| WORK INSTRUCTION |
Your answer should be every line of the records that contains the word "structured", copied as it stands.

| DATA LISTING |
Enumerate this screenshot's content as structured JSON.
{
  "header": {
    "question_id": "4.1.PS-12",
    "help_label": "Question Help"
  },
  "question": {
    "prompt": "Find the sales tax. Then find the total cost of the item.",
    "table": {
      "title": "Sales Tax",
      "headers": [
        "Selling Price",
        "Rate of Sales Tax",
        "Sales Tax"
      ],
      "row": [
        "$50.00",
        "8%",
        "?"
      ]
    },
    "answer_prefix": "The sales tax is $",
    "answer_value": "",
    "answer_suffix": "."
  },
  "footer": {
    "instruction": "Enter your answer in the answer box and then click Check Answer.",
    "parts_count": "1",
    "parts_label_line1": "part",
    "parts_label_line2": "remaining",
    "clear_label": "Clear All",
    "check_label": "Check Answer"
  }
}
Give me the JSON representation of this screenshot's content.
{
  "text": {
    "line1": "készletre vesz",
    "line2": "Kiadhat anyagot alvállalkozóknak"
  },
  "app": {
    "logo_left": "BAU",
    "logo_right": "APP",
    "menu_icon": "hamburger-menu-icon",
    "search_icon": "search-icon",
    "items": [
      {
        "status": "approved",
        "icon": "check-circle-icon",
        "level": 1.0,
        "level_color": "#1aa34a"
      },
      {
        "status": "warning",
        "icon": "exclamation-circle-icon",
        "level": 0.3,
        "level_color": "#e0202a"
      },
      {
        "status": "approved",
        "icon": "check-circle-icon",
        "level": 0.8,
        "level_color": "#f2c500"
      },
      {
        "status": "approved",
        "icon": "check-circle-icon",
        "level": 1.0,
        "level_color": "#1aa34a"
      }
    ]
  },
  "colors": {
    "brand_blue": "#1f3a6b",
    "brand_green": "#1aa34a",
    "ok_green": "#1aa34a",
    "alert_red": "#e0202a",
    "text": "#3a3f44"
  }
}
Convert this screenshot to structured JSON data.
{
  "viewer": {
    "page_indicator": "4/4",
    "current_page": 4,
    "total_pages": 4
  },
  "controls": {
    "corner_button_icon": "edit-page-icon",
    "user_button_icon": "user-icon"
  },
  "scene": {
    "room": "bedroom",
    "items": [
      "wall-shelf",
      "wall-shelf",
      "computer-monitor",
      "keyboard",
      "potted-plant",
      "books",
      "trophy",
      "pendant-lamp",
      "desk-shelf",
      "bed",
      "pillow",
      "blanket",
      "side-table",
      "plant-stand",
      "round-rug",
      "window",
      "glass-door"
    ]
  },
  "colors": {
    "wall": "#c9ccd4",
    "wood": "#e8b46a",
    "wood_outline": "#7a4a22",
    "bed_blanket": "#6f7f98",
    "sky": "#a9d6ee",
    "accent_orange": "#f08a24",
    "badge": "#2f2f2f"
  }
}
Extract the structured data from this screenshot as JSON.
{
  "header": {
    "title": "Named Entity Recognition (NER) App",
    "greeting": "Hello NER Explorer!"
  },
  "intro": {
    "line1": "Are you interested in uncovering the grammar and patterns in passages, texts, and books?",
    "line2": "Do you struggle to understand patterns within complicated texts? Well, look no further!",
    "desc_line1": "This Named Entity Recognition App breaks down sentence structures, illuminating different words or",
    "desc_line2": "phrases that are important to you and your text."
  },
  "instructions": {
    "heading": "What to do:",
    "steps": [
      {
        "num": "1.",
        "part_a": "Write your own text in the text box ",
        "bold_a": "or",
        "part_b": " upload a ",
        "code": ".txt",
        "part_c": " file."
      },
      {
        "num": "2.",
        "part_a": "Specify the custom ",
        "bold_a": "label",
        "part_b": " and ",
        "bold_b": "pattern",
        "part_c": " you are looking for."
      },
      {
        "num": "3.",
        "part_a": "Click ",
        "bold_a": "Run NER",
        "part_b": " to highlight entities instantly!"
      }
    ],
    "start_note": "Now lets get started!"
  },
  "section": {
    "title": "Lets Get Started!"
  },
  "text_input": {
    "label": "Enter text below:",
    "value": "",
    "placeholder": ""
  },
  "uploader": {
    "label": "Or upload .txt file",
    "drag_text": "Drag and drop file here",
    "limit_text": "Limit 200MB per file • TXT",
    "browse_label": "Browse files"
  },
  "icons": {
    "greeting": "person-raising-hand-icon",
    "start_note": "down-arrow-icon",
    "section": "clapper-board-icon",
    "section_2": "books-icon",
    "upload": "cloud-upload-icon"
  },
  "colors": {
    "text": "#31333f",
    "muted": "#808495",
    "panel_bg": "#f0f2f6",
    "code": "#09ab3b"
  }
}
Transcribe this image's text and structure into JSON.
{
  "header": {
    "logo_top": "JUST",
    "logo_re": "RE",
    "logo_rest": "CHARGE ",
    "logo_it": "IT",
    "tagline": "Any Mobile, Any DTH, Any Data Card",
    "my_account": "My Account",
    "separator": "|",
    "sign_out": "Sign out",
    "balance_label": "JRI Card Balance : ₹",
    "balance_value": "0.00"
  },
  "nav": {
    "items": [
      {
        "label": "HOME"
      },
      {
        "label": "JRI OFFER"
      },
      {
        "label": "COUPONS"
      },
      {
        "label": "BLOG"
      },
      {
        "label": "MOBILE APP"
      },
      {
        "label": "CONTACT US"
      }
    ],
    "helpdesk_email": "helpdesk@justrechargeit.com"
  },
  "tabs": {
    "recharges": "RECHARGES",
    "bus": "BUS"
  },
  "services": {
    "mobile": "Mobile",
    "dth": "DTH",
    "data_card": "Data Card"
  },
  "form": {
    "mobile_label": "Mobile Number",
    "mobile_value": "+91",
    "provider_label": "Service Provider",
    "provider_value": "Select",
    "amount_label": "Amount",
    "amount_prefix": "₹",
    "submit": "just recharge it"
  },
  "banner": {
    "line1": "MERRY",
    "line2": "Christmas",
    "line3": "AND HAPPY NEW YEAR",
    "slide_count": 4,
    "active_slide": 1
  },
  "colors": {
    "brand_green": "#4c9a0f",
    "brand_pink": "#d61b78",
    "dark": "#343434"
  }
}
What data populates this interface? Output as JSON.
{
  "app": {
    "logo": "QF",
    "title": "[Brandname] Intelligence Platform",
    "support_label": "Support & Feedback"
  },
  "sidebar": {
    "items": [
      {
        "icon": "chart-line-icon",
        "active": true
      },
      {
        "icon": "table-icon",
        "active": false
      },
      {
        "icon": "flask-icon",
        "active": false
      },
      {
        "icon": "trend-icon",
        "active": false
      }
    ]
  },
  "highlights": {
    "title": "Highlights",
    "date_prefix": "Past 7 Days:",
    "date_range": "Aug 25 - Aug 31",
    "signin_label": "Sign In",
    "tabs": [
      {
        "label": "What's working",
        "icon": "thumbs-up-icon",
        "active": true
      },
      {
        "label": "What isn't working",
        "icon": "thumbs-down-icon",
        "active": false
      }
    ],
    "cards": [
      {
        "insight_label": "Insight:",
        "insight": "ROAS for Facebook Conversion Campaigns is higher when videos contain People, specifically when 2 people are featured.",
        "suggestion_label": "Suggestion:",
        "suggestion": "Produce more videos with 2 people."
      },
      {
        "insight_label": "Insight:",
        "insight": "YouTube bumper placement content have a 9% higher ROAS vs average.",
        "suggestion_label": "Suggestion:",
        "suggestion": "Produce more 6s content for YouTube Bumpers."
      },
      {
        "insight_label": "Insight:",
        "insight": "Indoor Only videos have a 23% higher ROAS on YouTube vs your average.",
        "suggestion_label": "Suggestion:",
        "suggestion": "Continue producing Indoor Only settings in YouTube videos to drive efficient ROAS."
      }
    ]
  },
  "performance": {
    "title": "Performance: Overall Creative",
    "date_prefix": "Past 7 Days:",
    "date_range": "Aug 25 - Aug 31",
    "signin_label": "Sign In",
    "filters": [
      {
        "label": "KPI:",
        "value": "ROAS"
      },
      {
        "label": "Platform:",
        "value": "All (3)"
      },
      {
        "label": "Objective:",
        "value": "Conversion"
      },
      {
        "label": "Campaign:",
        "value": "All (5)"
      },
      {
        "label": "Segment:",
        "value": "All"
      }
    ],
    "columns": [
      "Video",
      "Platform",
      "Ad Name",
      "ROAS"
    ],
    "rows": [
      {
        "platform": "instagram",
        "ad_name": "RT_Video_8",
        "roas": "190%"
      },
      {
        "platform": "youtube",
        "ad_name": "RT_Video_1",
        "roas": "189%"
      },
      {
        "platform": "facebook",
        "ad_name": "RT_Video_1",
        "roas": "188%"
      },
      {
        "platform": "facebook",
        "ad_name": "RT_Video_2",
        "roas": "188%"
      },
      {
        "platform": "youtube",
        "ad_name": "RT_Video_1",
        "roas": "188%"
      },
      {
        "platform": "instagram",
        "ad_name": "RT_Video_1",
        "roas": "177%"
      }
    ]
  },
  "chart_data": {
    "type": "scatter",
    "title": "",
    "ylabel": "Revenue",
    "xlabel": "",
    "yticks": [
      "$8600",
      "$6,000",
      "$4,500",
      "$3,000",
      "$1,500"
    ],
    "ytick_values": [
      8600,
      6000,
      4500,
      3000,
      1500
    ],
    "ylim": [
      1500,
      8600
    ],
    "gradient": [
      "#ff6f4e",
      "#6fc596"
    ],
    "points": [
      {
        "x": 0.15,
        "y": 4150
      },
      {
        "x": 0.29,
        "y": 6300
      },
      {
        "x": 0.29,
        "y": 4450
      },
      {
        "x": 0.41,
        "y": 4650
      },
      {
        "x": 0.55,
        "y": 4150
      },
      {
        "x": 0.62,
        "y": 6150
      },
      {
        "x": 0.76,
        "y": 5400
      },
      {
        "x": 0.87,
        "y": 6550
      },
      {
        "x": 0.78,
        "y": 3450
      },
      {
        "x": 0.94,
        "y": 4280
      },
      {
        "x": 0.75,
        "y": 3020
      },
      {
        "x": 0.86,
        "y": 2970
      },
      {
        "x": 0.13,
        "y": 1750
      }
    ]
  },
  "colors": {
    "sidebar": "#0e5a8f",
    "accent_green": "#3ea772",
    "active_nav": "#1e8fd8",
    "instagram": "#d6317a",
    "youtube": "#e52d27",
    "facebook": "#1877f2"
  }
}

| RESPONSE AREA |
Enumerate this screenshot's content as structured JSON.
Convert this screenshot to structured JSON data.
Extract the structured data from this screenshot as JSON.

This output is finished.